On the other hand it might be wondered if the World War II should have left several kinds of mental wounds to the young people. Directly or indirectly most of them were confronted with suppression, a lot of violence, fear and all kind of stresses, even some rancour against the suppresser and betrayers. This kind of experiences should have left certain impressions in the still sensible minds of young people, which effects more or less the mentality generally. So from these generation of young man, the young priests and seminarists became chaplain directly after the war and later in the 50's respectively parish priests, teachers at schools and last but not least also professors at the seminaries to teach the young seminarists during the late 50's. They has also became at first the advisors and later even the bishops and diocese board members in the late 50's and 60's. The younger adolescents as well as the little boys who had gone through the war and might be influenced mentally too, were called during the late 50's. It has to be seen that the 'war'-generation, who has been born just before or during World War II, is the same generation who left the seminaries before the ordinations in the late 50's and leaving their priestly vocations after their ordination in the period between 1964 and 1979.
It is obvious that almost anyone of this generation, priests as well as laymen, has a traumatic aversion to the period before Vaticanum II, excluded some exceptions even a lot of the good willing priests too.

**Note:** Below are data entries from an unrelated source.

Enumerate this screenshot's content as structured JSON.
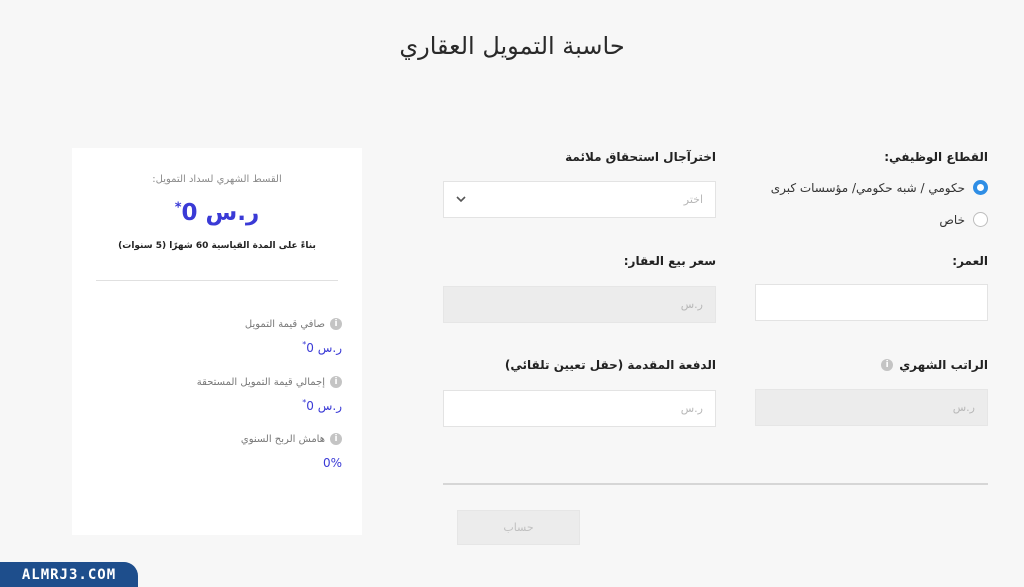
{
  "page_title": "حاسبة التمويل العقاري",
  "form": {
    "sector": {
      "label": "القطاع الوظيفي:",
      "options": [
        {
          "label": "حكومي / شبه حكومي/ مؤسسات كبرى",
          "checked": true
        },
        {
          "label": "خاص",
          "checked": false
        }
      ]
    },
    "term": {
      "label": "اخترآجال استحقاق ملائمة",
      "placeholder": "اختر"
    },
    "age": {
      "label": "العمر:",
      "value": ""
    },
    "property_price": {
      "label": "سعر بيع العقار:",
      "placeholder": "ر.س"
    },
    "salary": {
      "label": "الراتب الشهري",
      "placeholder": "ر.س"
    },
    "down_payment": {
      "label": "الدفعة المقدمة (حقل تعيين تلقائي)",
      "placeholder": "ر.س"
    },
    "calculate_label": "حساب"
  },
  "result_card": {
    "subtitle": "القسط الشهري لسداد التمويل:",
    "amount": "ر.س 0",
    "amount_mark": "*",
    "note": "بناءً على المدة القياسية 60 شهرًا (5 سنوات)",
    "items": [
      {
        "label": "صافي قيمة التمويل",
        "value": "ر.س 0",
        "mark": "*"
      },
      {
        "label": "إجمالي قيمة التمويل المستحقة",
        "value": "ر.س 0",
        "mark": "*"
      },
      {
        "label": "هامش الربح السنوي",
        "value": "0%",
        "mark": ""
      }
    ]
  },
  "icons": {
    "info": "info-icon",
    "dropdown": "chevron-down-icon"
  },
  "colors": {
    "accent": "#2f8ee5",
    "amount": "#3a3ad6"
  },
  "watermark": "ALMRJ3.COM"
}
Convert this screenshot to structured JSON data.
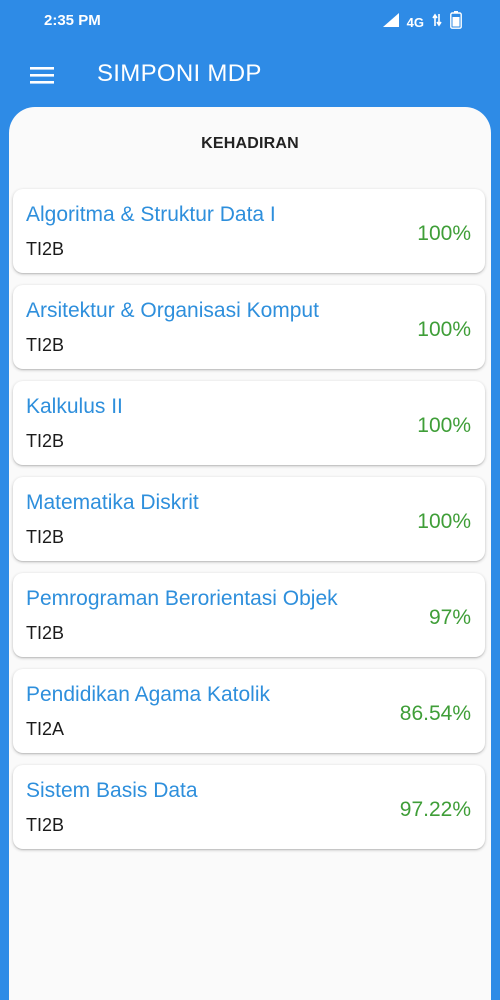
{
  "status_bar": {
    "time": "2:35 PM",
    "network": "4G",
    "signal_icon": "signal-icon",
    "battery_icon": "battery-icon"
  },
  "app_bar": {
    "title": "SIMPONI MDP",
    "menu_icon": "hamburger-menu-icon"
  },
  "section": {
    "title": "KEHADIRAN"
  },
  "colors": {
    "primary": "#2e8be6",
    "course_name": "#2e8fdc",
    "percentage": "#3f9e38",
    "background": "#fafafa"
  },
  "courses": [
    {
      "name": "Algoritma & Struktur Data I",
      "class": "TI2B",
      "attendance": "100%"
    },
    {
      "name": "Arsitektur & Organisasi Komput",
      "class": "TI2B",
      "attendance": "100%"
    },
    {
      "name": "Kalkulus II",
      "class": "TI2B",
      "attendance": "100%"
    },
    {
      "name": "Matematika Diskrit",
      "class": "TI2B",
      "attendance": "100%"
    },
    {
      "name": "Pemrograman Berorientasi Objek",
      "class": "TI2B",
      "attendance": "97%"
    },
    {
      "name": "Pendidikan Agama Katolik",
      "class": "TI2A",
      "attendance": "86.54%"
    },
    {
      "name": "Sistem Basis Data",
      "class": "TI2B",
      "attendance": "97.22%"
    }
  ]
}
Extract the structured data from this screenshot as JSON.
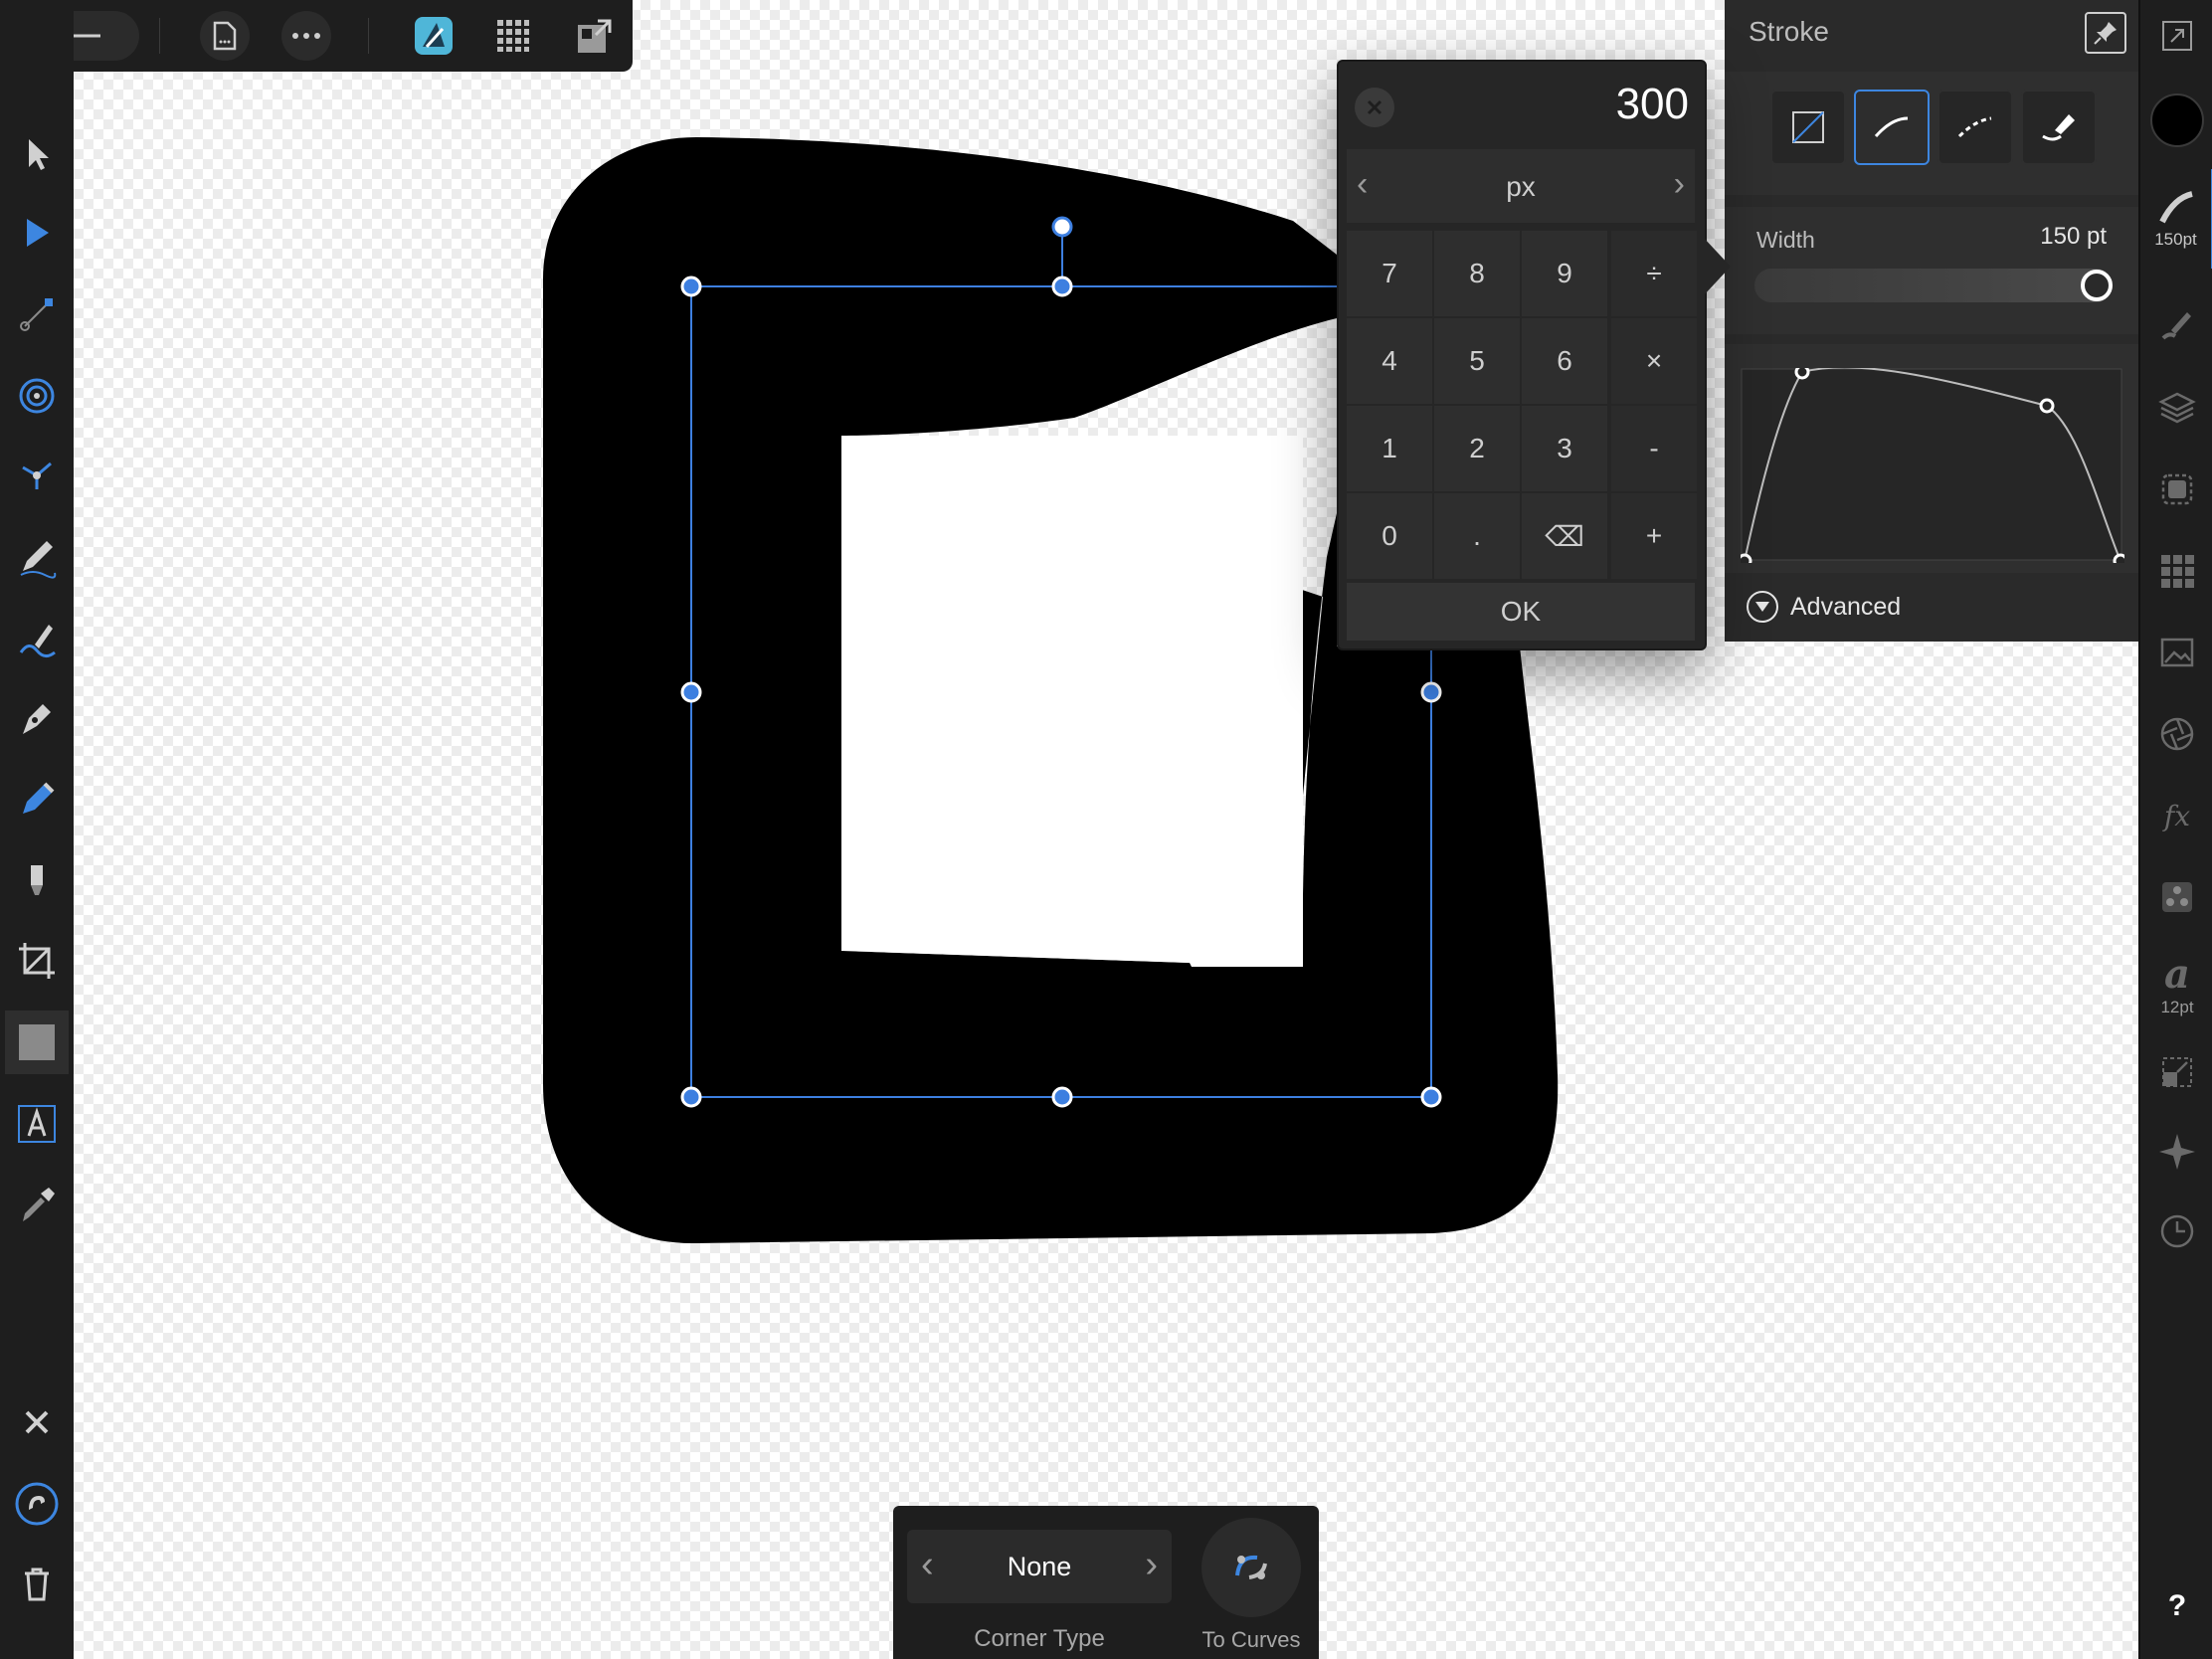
{
  "canvas": {
    "shape_fill": "#000000",
    "selection_color": "#3d7fe0"
  },
  "top_bar": {
    "back_icon": "arrow-left-icon",
    "document_icon": "document-icon",
    "more_icon": "ellipsis-icon",
    "persona_icon": "designer-persona-icon",
    "grid_icon": "grid-icon",
    "export_icon": "export-icon"
  },
  "stroke_panel": {
    "title": "Stroke",
    "pin_icon": "pin-icon",
    "styles": [
      "none-stroke-icon",
      "solid-stroke-icon",
      "dashed-stroke-icon",
      "brush-stroke-icon"
    ],
    "selected_style_index": 1,
    "width_label": "Width",
    "width_value": "150 pt",
    "width_slider_fraction": 0.99,
    "advanced_label": "Advanced"
  },
  "keypad": {
    "display_value": "300",
    "unit": "px",
    "keys": [
      "7",
      "8",
      "9",
      "÷",
      "4",
      "5",
      "6",
      "×",
      "1",
      "2",
      "3",
      "-",
      "0",
      ".",
      "⌫",
      "+"
    ],
    "ok_label": "OK"
  },
  "right_rail": {
    "stroke_size_label": "150pt",
    "text_size_label": "12pt",
    "help_label": "?"
  },
  "context_bar": {
    "corner_value": "None",
    "corner_type_label": "Corner Type",
    "to_curves_label": "To Curves"
  }
}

Father Bots also mentioned the economical growth in the Netherlands in the 60's to explain the behaviour why so many priests leave their priestly vocation and why such a low level of vocations occur.
However, it might be a combination of all points mentioned above. Infected by the rebellion spirit of the leading intellectuals and stimulated by the successful economical growth, the mental wounded 'war'-generation exploded in the sixties into a very strong aversion to the time before Vaticanum II and everything involved to it. Also an important point to this phenomenon is the wrong perception of Vaticanum II which has been caused by the rebellion spirit mentioned above and the misunderstandings of the documents of Vaticanum II loose from all the earlier councils. Also it has to be remarked that this generation has been involved to the rebellion '8-May-movement' strongly.

By the historical and statistical date, without miracles, it cannot be expected that the number of vocations will increase in the near future and even on long term.
Therefor taken into account that the average active priest life will be about 40 to 45 years (from the age of 26 to 66 respectively 71) and by taking the future number of priest ordinations constant at the level of 1993 to 1996, which is about 25 ordinations a year, the expected global development of the active priest population can be extrapolated from the numbers of ordinations as in the figure below.

It shows that the number of active priests will decrease to about 750 priests round 2010 and even within 4 to 5 years this number will be decreased below 1000, which is far below the number of parishes (about 1650) in The Netherlands.

The suggest constant number of 25 priest-ordinations a year has been well chosen for the first 6 years. In June 1998 at their Ad Limina Visit to the Vatican the Dutch Bishops reported the following table:

year 1993 1994 1995 1996 1997
Priest-students 184 190 174 - 149
Priest-ordinations24 22 -37 -
- Diocese 2019 -28-
- Regulious orders4 3-9-

Taken into account that the average time of a priest-study takes about 6 years, this table shows that the expected number of the priest ordinations should be about 25 a year the coming six years. This means that related to the first 6 years of the analysis above, the results are rather hard. Because of the declining tendencies in the number of seminarists in this table and the overall tendencies of still declining number of Roman Catholics in the Netherlands the suggest number of 25 priest-ordinations a year should be rather optimistic related to the future at longer term.